The NSF has notified Marquard that she has been awarded a prestigious $400,000 Faculty Early Career Development (CAREER) grant for a research project entitled “Computational Approaches to Model Physicians' and Patients' Interactions with Health Information Technology.” Specifically, her project will focus on computerized health information technology designed to improve the health, clinical care, and cost of management for diabetics and patients with high blood pressure. Her research will retool the technology by modeling how doctors and patients interact with these information systems and then engineering more user-friendly computer interfaces for them.
“The government is spending a huge amount of money to encourage the adoption of health information technology,” says Marquard. “But there are a lot of scientific studies and circumstantial evidence indicating that, when the systems aren’t usable, people reject them.”
The federal government, motivated by known inefficiencies in the healthcare system, is spending billions to fund health information initiatives in hopes they will lower future healthcare costs. For example, the Office of the National Coordinator for Health Information Technology estimates that the total health information provisions under the American Recovery and Reinvestment Act of 2009 are approximately $20-27 billion.
The research objective of Marquard’s CAREER project is to model physicians' and patients' cognitive and behavioral interactions with health information technology related to diabetes and hypertension using methods from applied psychology, visualization, and computer science.
Why is Marquard focusing on these two diseases? The costs of chronic disease management are staggering, with annual expenditures on care related to hypertension and diabetes estimated at $47.4 and $45.9 billion respectively. If health information systems could save even a fraction of these costs, their benefits would be remarkable.
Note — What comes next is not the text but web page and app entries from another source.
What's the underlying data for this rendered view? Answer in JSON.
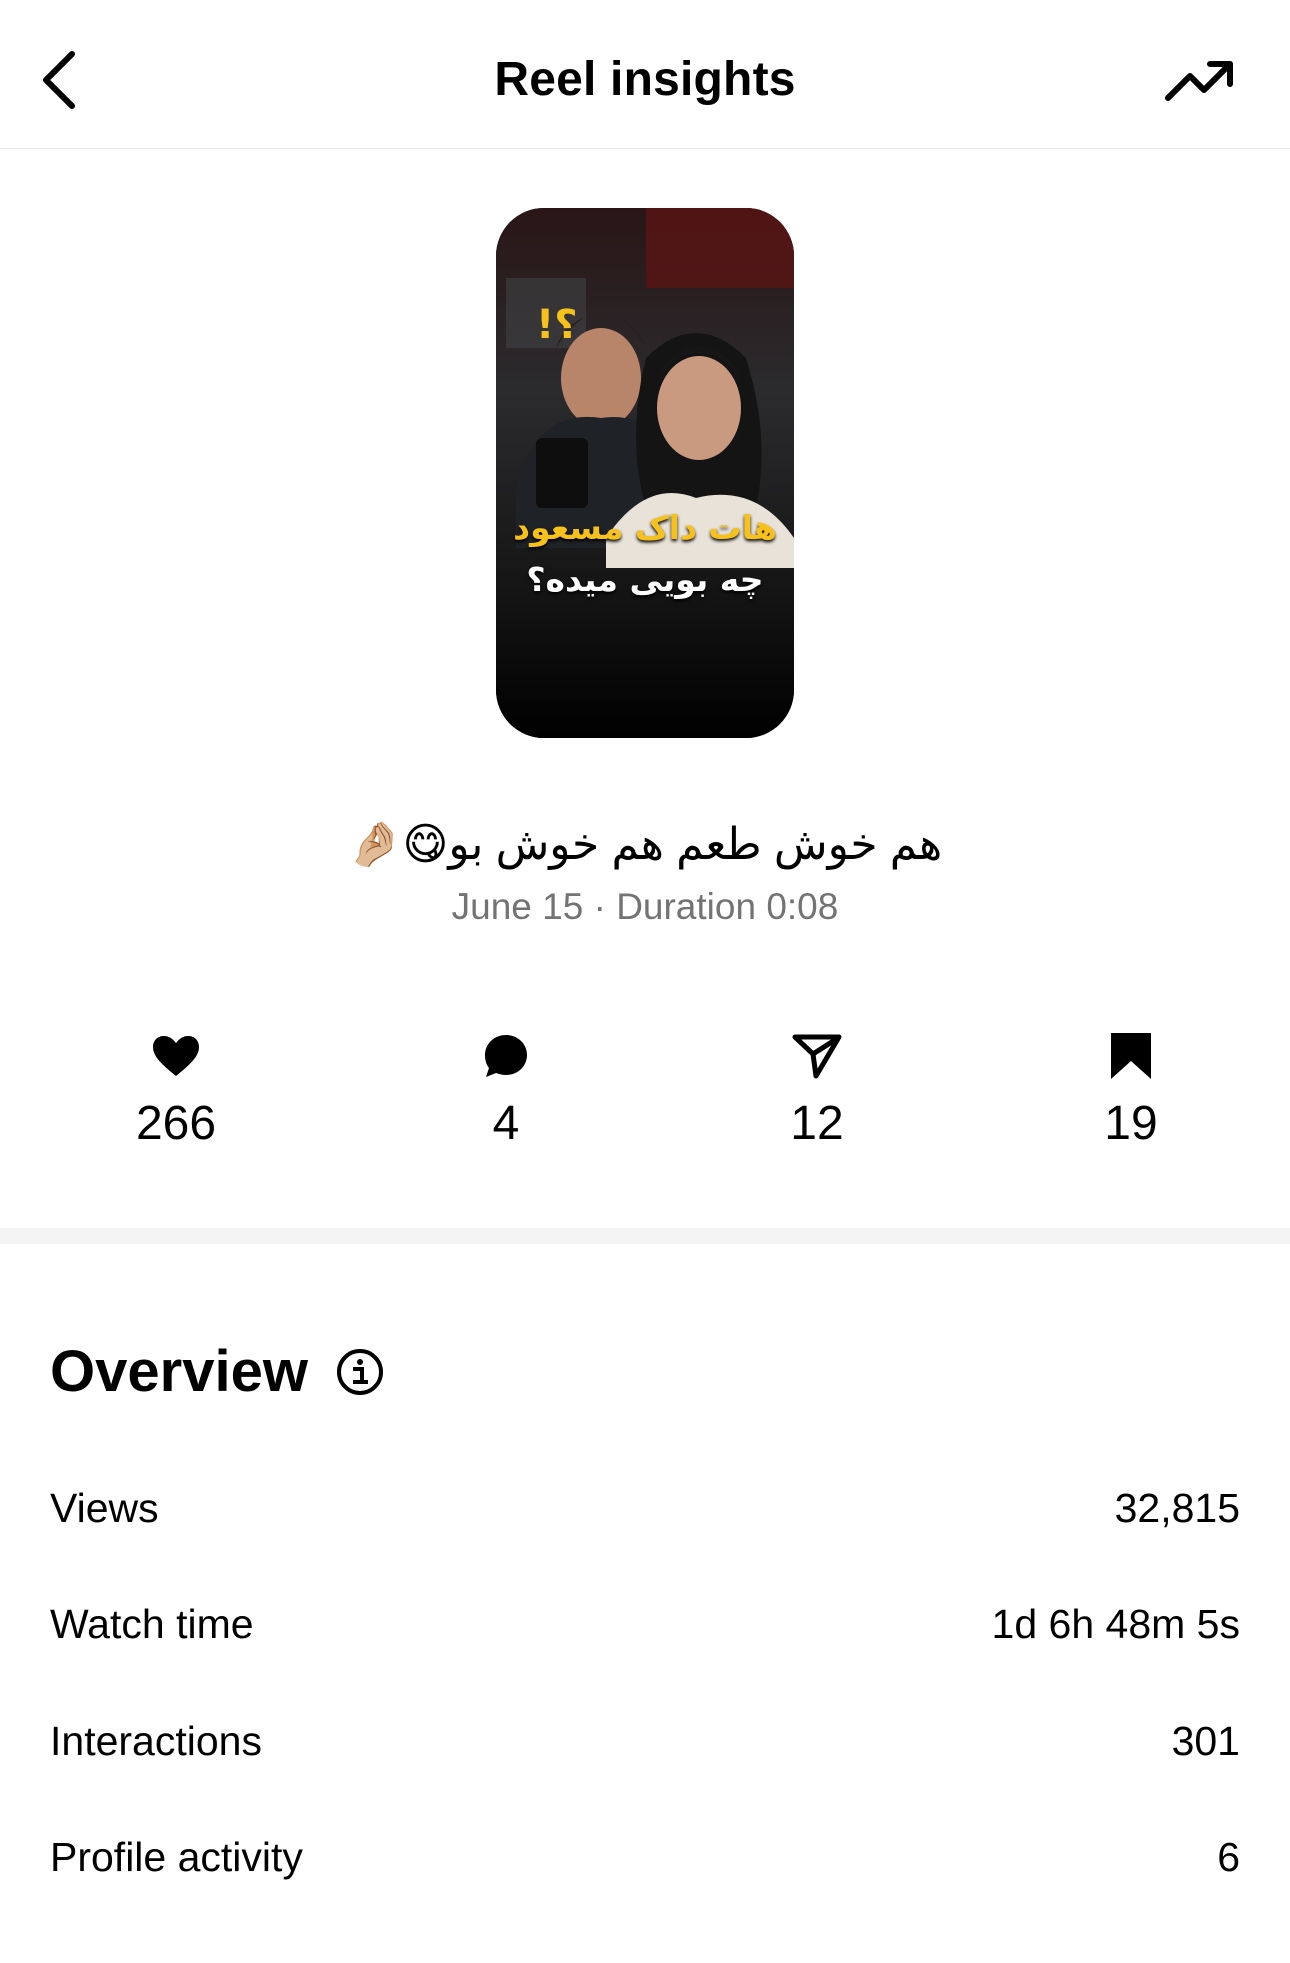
{
  "header": {
    "title": "Reel insights",
    "back_icon": "chevron-left-icon",
    "trend_icon": "trending-up-icon"
  },
  "reel": {
    "thumbnail_text_line1": "هات داک مسعود",
    "thumbnail_text_line2": "چه بویی میده؟",
    "thumbnail_text_line1_color": "#f6c11a",
    "caption": "هم خوش طعم هم خوش بو😋🤌🏼",
    "meta": "June 15 · Duration 0:08"
  },
  "stats": {
    "likes": "266",
    "comments": "4",
    "shares": "12",
    "saves": "19"
  },
  "overview": {
    "title": "Overview",
    "rows": [
      {
        "label": "Views",
        "value": "32,815"
      },
      {
        "label": "Watch time",
        "value": "1d 6h 48m 5s"
      },
      {
        "label": "Interactions",
        "value": "301"
      },
      {
        "label": "Profile activity",
        "value": "6"
      }
    ]
  },
  "colors": {
    "background": "#ffffff",
    "text": "#000000",
    "secondary_text": "#737373",
    "divider": "#f4f4f4"
  }
}
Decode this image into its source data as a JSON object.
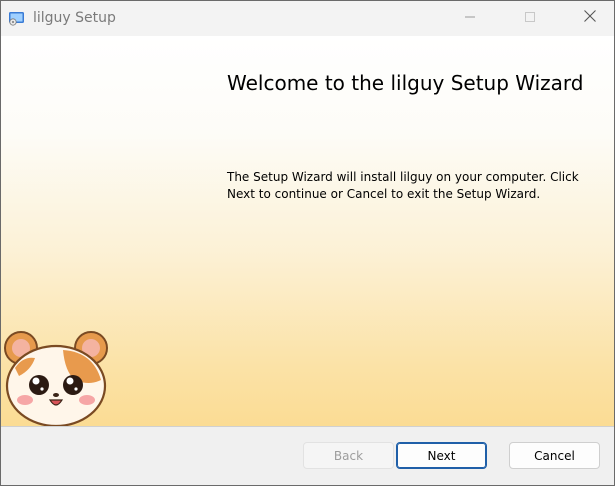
{
  "window": {
    "title": "lilguy Setup",
    "app_icon": "setup-installer-icon"
  },
  "caption_buttons": {
    "minimize_icon": "minimize-icon",
    "maximize_icon": "maximize-icon",
    "close_icon": "close-icon"
  },
  "content": {
    "heading": "Welcome to the lilguy Setup Wizard",
    "body": "The Setup Wizard will install lilguy on your computer. Click Next to continue or Cancel to exit the Setup Wizard.",
    "mascot": "hamster-mascot-image"
  },
  "footer": {
    "back_label": "Back",
    "back_enabled": false,
    "next_label": "Next",
    "cancel_label": "Cancel"
  },
  "colors": {
    "gradient_top": "#ffffff",
    "gradient_bottom": "#fbdc94",
    "default_button_border": "#1f5fa8"
  }
}
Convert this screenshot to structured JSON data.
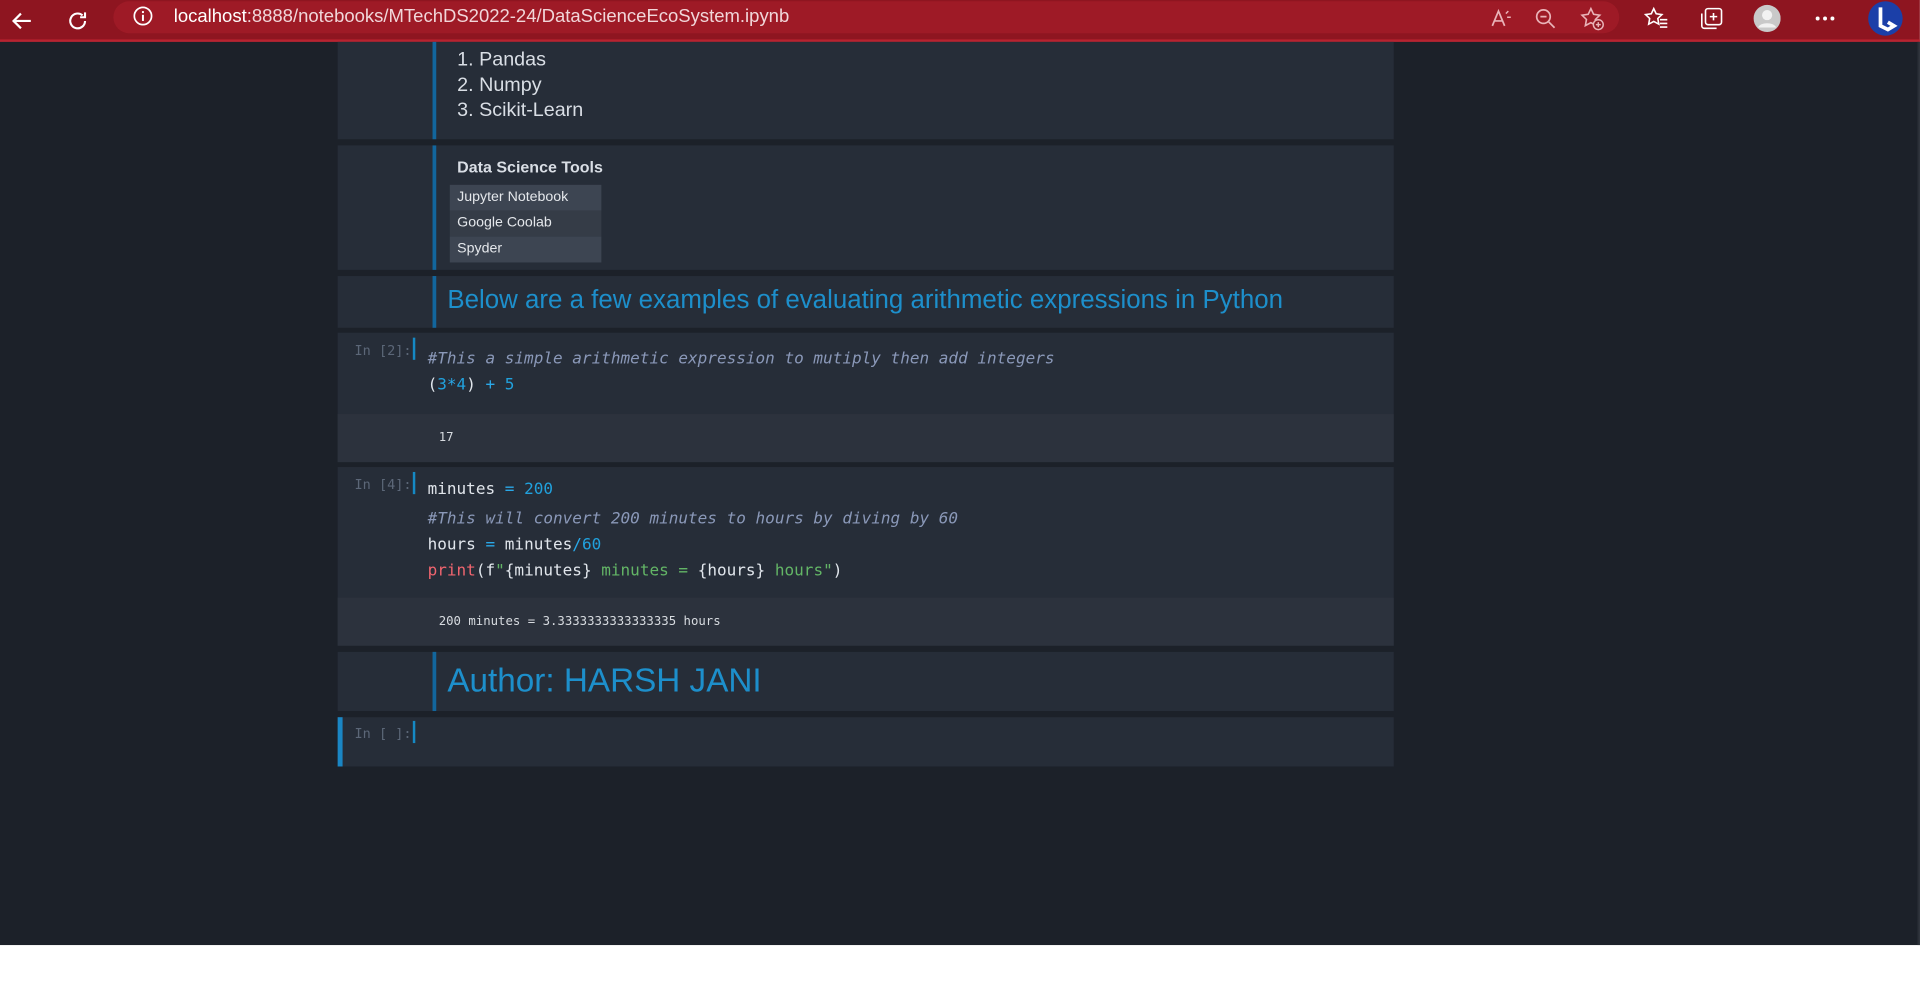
{
  "browser": {
    "url_host": "localhost",
    "url_rest": ":8888/notebooks/MTechDS2022-24/DataScienceEcoSystem.ipynb"
  },
  "notebook": {
    "libraries": [
      "1. Pandas",
      "2. Numpy",
      "3. Scikit-Learn"
    ],
    "tools_heading": "Data Science Tools",
    "tools": [
      "Jupyter Notebook",
      "Google Coolab",
      "Spyder"
    ],
    "examples_heading": "Below are a few examples of evaluating arithmetic expressions in Python",
    "cell1": {
      "prompt": "In [2]:",
      "comment": "#This a simple arithmetic expression to mutiply then add integers",
      "output": "17"
    },
    "cell2": {
      "prompt": "In [4]:",
      "comment": "#This will convert 200 minutes to hours by diving by 60",
      "output": "200 minutes = 3.3333333333333335 hours"
    },
    "author": "Author: HARSH JANI",
    "empty_prompt": "In [ ]:"
  },
  "colors": {
    "titlebar": "#8e1520",
    "page_bg": "#1c2129",
    "cell_bg": "#262d38",
    "accent": "#1d8fcb"
  }
}
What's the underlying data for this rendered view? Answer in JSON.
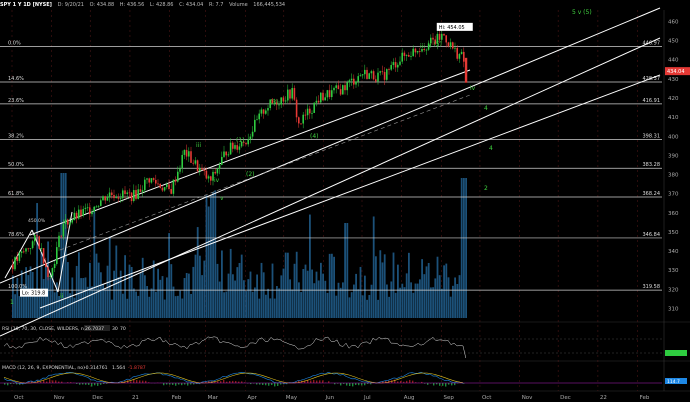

During her four-year CAREER project, the researcher will assess the quality of physicians' and patients' interactions with approximately five existing commercial health information systems and ultimately design new computer interfaces that improve how physicians and patients interact with health information technology.
“One reason they’re not user-friendly is they don’t provide the right information at the right time for healthcare providers,” explains Marquard. “The computer interfaces aren’t practical in terms of extracting information or making decisions. What’s more, the technology isn’t fitting into their traditional way of doing things. Beyond the hand-written notes they’ve always taken on their patients, now they’re often working additional hours each day typing that information into the electronic record.”
One basic problem is that originally most health information technology was developed as administrative billing systems so hospitals and clinics could accurately record their charges for different services and then track whether they had been paid yet.
“So, for the most part, these systems were not created for clinical purposes,” says Marquard. “They were adapted to clinical purposes. In the process, the underlying databases, structures, and designs are usually not appropriate for the clinical purposes they now serve.”
The results of her research could be profound and far-reaching. Broad and consistent utilization of the technology, when perfected, will improve healthcare quality, prevent medical errors, reduce health care costs, increase administrative efficiencies, decrease paperwork, and expand access to affordable care.
“We really need effective health information systems,” says Marquard, “but we haven’t fixed them so we can use them yet.” (February 2012)